*ACTION ITEM*: Restate each entry word for word, leaving nothing out.

*** GIVEN RECORDS

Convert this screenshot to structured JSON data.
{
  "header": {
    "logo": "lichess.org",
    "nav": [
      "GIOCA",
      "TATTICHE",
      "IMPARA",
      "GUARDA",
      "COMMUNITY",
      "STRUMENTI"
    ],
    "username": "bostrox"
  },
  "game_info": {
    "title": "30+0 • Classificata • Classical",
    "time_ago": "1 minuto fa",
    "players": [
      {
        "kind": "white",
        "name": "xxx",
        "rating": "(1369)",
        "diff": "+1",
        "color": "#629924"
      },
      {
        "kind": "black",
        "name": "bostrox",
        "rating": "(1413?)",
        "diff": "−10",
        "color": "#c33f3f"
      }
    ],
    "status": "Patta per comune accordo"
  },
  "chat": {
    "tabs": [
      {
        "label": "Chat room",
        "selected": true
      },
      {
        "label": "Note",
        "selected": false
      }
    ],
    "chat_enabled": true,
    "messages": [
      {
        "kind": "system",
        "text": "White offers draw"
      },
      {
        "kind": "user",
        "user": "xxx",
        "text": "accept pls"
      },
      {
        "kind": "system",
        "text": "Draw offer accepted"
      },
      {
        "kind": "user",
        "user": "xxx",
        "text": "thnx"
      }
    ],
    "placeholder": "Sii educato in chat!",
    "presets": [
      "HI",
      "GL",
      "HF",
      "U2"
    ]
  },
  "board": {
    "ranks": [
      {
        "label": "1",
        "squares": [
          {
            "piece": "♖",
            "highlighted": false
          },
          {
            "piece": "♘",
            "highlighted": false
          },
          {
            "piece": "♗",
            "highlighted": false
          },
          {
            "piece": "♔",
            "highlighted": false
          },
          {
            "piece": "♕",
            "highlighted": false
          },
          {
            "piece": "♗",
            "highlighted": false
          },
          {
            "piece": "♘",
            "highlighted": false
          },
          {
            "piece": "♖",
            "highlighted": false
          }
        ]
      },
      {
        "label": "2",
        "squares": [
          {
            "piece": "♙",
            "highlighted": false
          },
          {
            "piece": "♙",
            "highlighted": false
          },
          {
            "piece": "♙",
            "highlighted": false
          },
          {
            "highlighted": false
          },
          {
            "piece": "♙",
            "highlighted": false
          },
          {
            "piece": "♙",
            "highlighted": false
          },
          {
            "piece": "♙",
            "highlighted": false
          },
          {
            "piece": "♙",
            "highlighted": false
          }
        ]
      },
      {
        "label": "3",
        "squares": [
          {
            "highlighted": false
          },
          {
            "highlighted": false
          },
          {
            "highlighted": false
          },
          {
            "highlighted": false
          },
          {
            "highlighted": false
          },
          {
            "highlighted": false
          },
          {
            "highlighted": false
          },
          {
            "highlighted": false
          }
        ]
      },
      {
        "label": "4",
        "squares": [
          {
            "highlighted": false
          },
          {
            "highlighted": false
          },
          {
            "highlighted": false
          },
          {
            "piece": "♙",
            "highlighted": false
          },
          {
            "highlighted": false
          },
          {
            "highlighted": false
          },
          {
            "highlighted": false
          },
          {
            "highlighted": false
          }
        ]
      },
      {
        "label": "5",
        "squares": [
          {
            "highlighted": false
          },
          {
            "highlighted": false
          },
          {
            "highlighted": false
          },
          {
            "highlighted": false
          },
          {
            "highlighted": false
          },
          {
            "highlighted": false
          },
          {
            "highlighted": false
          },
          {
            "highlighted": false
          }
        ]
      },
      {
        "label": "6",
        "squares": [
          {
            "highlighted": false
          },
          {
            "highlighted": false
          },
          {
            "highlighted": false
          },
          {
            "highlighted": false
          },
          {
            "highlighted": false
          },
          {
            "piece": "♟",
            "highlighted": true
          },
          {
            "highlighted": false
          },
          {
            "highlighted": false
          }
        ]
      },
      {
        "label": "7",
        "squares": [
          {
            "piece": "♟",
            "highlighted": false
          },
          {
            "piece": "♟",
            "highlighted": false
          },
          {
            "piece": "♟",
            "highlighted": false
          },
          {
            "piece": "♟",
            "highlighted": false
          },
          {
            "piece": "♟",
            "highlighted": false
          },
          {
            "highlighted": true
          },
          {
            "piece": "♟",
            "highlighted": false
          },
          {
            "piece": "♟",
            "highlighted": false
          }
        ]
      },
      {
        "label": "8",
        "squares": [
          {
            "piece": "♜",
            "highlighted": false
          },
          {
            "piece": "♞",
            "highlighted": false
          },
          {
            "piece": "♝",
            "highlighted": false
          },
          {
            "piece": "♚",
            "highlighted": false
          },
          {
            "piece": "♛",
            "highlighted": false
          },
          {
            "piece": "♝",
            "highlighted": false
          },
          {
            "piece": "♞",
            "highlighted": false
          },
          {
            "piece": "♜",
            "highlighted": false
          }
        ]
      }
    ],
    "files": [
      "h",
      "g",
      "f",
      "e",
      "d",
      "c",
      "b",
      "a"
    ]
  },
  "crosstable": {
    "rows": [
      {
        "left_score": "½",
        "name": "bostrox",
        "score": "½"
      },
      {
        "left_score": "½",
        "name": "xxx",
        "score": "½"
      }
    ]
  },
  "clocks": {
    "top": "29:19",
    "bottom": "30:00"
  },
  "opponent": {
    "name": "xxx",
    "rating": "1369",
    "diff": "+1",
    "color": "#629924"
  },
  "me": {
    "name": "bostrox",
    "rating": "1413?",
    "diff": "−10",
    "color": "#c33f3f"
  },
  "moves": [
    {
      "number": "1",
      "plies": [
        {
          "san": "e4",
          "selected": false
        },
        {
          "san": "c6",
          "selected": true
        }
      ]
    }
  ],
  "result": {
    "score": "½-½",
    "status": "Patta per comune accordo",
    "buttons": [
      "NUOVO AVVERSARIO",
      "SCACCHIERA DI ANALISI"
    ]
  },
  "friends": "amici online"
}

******

*EXERCISE OUTPUT*:
Convert this screenshot to structured JSON data.
{
  "header": {
    "logo": "lichess.org",
    "nav": [
      "GIOCA",
      "TATTICHE",
      "IMPARA",
      "GUARDA",
      "COMMUNITY",
      "STRUMENTI"
    ],
    "username": "bostrox"
  },
  "game_info": {
    "title": "30+0 • Classificata • Classical",
    "time_ago": "1 minuto fa",
    "players": [
      {
        "kind": "white",
        "name": "xxx",
        "rating": "(1369)",
        "diff": "+1",
        "color": "#629924"
      },
      {
        "kind": "black",
        "name": "bostrox",
        "rating": "(1413?)",
        "diff": "−10",
        "color": "#c33f3f"
      }
    ],
    "status": "Patta per comune accordo"
  },
  "chat": {
    "tabs": [
      {
        "label": "Chat room",
        "selected": true
      },
      {
        "label": "Note",
        "selected": false
      }
    ],
    "chat_enabled": true,
    "messages": [
      {
        "kind": "system",
        "text": "White offers draw"
      },
      {
        "kind": "user",
        "user": "xxx",
        "text": "accept pls"
      },
      {
        "kind": "system",
        "text": "Draw offer accepted"
      },
      {
        "kind": "user",
        "user": "xxx",
        "text": "thnx"
      }
    ],
    "placeholder": "Sii educato in chat!",
    "presets": [
      "HI",
      "GL",
      "HF",
      "U2"
    ]
  },
  "board": {
    "ranks": [
      {
        "label": "1",
        "squares": [
          {
            "piece": "♖",
            "highlighted": false
          },
          {
            "piece": "♘",
            "highlighted": false
          },
          {
            "piece": "♗",
            "highlighted": false
          },
          {
            "piece": "♔",
            "highlighted": false
          },
          {
            "piece": "♕",
            "highlighted": false
          },
          {
            "piece": "♗",
            "highlighted": false
          },
          {
            "piece": "♘",
            "highlighted": false
          },
          {
            "piece": "♖",
            "highlighted": false
          }
        ]
      },
      {
        "label": "2",
        "squares": [
          {
            "piece": "♙",
            "highlighted": false
          },
          {
            "piece": "♙",
            "highlighted": false
          },
          {
            "piece": "♙",
            "highlighted": false
          },
          {
            "highlighted": false
          },
          {
            "piece": "♙",
            "highlighted": false
          },
          {
            "piece": "♙",
            "highlighted": false
          },
          {
            "piece": "♙",
            "highlighted": false
          },
          {
            "piece": "♙",
            "highlighted": false
          }
        ]
      },
      {
        "label": "3",
        "squares": [
          {
            "highlighted": false
          },
          {
            "highlighted": false
          },
          {
            "highlighted": false
          },
          {
            "highlighted": false
          },
          {
            "highlighted": false
          },
          {
            "highlighted": false
          },
          {
            "highlighted": false
          },
          {
            "highlighted": false
          }
        ]
      },
      {
        "label": "4",
        "squares": [
          {
            "highlighted": false
          },
          {
            "highlighted": false
          },
          {
            "highlighted": false
          },
          {
            "piece": "♙",
            "highlighted": false
          },
          {
            "highlighted": false
          },
          {
            "highlighted": false
          },
          {
            "highlighted": false
          },
          {
            "highlighted": false
          }
        ]
      },
      {
        "label": "5",
        "squares": [
          {
            "highlighted": false
          },
          {
            "highlighted": false
          },
          {
            "highlighted": false
          },
          {
            "highlighted": false
          },
          {
            "highlighted": false
          },
          {
            "highlighted": false
          },
          {
            "highlighted": false
          },
          {
            "highlighted": false
          }
        ]
      },
      {
        "label": "6",
        "squares": [
          {
            "highlighted": false
          },
          {
            "highlighted": false
          },
          {
            "highlighted": false
          },
          {
            "highlighted": false
          },
          {
            "highlighted": false
          },
          {
            "piece": "♟",
            "highlighted": true
          },
          {
            "highlighted": false
          },
          {
            "highlighted": false
          }
        ]
      },
      {
        "label": "7",
        "squares": [
          {
            "piece": "♟",
            "highlighted": false
          },
          {
            "piece": "♟",
            "highlighted": false
          },
          {
            "piece": "♟",
            "highlighted": false
          },
          {
            "piece": "♟",
            "highlighted": false
          },
          {
            "piece": "♟",
            "highlighted": false
          },
          {
            "highlighted": true
          },
          {
            "piece": "♟",
            "highlighted": false
          },
          {
            "piece": "♟",
            "highlighted": false
          }
        ]
      },
      {
        "label": "8",
        "squares": [
          {
            "piece": "♜",
            "highlighted": false
          },
          {
            "piece": "♞",
            "highlighted": false
          },
          {
            "piece": "♝",
            "highlighted": false
          },
          {
            "piece": "♚",
            "highlighted": false
          },
          {
            "piece": "♛",
            "highlighted": false
          },
          {
            "piece": "♝",
            "highlighted": false
          },
          {
            "piece": "♞",
            "highlighted": false
          },
          {
            "piece": "♜",
            "highlighted": false
          }
        ]
      }
    ],
    "files": [
      "h",
      "g",
      "f",
      "e",
      "d",
      "c",
      "b",
      "a"
    ]
  },
  "crosstable": {
    "rows": [
      {
        "left_score": "½",
        "name": "bostrox",
        "score": "½"
      },
      {
        "left_score": "½",
        "name": "xxx",
        "score": "½"
      }
    ]
  },
  "clocks": {
    "top": "29:19",
    "bottom": "30:00"
  },
  "opponent": {
    "name": "xxx",
    "rating": "1369",
    "diff": "+1",
    "color": "#629924"
  },
  "me": {
    "name": "bostrox",
    "rating": "1413?",
    "diff": "−10",
    "color": "#c33f3f"
  },
  "moves": [
    {
      "number": "1",
      "plies": [
        {
          "san": "e4",
          "selected": false
        },
        {
          "san": "c6",
          "selected": true
        }
      ]
    }
  ],
  "result": {
    "score": "½-½",
    "status": "Patta per comune accordo",
    "buttons": [
      "NUOVO AVVERSARIO",
      "SCACCHIERA DI ANALISI"
    ]
  },
  "friends": "amici online"
}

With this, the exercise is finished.